▶ Goal of the exercise
Within this material, find every line where the string "Information" appears, and copy it out.
== Segment start ==
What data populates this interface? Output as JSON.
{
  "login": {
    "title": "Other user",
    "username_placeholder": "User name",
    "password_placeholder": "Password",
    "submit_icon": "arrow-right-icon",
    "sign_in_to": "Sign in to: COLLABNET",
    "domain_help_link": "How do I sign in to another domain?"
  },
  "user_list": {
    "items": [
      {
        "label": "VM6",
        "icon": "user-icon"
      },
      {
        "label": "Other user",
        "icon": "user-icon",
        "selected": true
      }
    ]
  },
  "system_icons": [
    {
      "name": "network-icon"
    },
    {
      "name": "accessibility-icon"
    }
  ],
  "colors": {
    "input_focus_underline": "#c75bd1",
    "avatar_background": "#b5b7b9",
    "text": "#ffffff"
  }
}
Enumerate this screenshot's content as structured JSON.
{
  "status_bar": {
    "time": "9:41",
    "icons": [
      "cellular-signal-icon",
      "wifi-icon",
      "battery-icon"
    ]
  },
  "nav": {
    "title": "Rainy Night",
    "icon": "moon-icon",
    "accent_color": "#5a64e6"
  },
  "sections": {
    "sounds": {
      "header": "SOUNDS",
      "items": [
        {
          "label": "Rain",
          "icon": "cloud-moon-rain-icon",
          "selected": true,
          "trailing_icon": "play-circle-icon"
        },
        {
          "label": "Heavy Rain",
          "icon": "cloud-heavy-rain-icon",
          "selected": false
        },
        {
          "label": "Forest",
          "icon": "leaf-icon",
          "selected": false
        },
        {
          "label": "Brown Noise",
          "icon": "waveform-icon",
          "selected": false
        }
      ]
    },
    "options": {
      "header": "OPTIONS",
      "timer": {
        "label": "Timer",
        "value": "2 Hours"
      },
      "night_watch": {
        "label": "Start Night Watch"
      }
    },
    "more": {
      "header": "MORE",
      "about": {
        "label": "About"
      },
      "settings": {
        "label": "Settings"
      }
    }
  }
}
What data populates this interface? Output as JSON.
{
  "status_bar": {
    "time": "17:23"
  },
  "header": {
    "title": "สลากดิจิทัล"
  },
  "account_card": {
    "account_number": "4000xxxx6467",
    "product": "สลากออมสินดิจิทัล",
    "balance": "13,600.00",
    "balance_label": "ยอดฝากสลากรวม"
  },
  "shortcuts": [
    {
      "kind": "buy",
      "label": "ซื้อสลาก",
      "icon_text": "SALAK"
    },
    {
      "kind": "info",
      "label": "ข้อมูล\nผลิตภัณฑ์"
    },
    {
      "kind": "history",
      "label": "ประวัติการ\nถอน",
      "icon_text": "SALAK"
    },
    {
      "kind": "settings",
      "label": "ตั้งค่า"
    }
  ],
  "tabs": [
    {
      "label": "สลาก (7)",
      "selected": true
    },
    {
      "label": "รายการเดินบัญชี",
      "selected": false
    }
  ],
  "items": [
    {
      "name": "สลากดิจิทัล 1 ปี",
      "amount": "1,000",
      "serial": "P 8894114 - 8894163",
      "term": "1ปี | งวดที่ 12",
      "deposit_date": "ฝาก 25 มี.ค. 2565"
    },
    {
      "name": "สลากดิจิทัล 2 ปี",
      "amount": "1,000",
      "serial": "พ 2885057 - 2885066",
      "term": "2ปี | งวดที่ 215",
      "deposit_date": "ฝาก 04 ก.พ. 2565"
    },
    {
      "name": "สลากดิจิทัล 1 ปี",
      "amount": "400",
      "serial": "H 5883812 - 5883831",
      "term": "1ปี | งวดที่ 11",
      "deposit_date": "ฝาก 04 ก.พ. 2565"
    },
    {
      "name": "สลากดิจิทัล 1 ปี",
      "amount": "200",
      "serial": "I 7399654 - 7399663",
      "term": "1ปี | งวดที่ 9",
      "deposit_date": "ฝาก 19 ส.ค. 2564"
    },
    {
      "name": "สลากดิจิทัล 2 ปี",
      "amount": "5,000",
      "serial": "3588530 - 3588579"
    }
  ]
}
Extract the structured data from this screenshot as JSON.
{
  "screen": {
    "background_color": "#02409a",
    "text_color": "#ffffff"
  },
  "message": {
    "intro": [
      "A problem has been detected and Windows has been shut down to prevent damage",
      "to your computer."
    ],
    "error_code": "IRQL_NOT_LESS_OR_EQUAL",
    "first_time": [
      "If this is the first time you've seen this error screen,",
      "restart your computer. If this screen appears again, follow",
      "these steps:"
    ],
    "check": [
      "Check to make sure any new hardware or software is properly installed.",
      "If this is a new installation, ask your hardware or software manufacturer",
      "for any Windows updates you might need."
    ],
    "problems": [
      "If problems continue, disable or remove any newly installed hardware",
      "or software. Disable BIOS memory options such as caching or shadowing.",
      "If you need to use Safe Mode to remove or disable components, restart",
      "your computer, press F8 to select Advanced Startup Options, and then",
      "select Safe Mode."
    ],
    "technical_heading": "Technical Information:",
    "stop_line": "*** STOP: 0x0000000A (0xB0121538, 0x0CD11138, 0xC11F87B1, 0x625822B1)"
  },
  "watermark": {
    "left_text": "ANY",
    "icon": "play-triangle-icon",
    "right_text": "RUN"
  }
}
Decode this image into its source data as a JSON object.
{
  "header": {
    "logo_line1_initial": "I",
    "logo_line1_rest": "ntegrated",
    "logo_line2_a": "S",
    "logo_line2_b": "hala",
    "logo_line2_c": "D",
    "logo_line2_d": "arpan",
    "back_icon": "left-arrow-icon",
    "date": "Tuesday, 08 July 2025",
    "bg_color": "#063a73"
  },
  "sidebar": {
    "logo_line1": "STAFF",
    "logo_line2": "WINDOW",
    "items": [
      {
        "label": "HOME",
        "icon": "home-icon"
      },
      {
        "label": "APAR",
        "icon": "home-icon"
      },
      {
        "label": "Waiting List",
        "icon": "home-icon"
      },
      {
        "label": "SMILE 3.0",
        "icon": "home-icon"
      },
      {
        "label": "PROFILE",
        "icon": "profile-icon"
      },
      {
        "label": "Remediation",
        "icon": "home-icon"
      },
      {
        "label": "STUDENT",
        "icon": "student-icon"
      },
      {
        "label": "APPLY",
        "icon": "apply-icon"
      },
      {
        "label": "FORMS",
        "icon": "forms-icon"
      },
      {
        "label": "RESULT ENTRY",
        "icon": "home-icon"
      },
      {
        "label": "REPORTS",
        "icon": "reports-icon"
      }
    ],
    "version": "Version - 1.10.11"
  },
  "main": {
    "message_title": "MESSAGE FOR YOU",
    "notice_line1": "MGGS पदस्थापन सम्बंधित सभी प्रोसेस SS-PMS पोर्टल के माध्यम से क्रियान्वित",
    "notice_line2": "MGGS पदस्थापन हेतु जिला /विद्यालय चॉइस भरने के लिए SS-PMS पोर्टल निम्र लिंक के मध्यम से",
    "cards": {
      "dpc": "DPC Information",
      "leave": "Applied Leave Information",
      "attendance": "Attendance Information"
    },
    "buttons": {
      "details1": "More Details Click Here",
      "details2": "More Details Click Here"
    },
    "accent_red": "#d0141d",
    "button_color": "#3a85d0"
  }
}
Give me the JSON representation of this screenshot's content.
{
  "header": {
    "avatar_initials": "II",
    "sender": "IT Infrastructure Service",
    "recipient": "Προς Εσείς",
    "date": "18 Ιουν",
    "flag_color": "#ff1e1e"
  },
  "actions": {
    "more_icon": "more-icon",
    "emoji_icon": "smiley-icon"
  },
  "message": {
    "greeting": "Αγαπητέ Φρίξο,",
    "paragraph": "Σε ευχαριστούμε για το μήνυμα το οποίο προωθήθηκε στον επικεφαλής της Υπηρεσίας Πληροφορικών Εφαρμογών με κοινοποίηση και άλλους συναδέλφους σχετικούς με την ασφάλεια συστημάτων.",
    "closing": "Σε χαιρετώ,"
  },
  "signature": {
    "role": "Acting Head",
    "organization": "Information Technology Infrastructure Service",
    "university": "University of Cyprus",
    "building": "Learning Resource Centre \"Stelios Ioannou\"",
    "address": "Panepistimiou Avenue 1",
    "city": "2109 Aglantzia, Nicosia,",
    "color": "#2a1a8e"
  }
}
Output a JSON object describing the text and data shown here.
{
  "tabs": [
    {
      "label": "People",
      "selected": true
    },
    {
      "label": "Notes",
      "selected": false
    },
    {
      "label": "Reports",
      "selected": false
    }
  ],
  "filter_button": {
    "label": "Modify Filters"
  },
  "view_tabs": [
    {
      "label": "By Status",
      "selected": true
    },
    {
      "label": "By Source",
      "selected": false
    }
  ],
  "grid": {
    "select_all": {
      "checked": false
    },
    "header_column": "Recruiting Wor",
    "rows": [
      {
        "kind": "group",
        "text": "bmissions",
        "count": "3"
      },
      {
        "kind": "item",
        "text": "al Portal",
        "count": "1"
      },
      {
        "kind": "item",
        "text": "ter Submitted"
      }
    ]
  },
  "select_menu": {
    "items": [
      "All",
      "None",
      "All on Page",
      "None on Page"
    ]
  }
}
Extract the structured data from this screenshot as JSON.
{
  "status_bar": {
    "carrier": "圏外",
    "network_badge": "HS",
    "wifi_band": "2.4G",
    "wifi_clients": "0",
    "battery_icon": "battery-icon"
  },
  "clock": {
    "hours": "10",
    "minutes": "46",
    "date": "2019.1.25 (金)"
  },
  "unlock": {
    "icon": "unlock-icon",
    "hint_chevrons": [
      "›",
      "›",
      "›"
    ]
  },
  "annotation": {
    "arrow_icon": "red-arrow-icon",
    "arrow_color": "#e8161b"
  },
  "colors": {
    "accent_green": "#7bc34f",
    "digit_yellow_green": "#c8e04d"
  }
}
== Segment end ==
▶ Solved exercise
    "technical_heading": "Technical Information:",
      "dpc": "DPC Information",
      "leave": "Applied Leave Information",
      "attendance": "Attendance Information"
    "organization": "Information Technology Infrastructure Service",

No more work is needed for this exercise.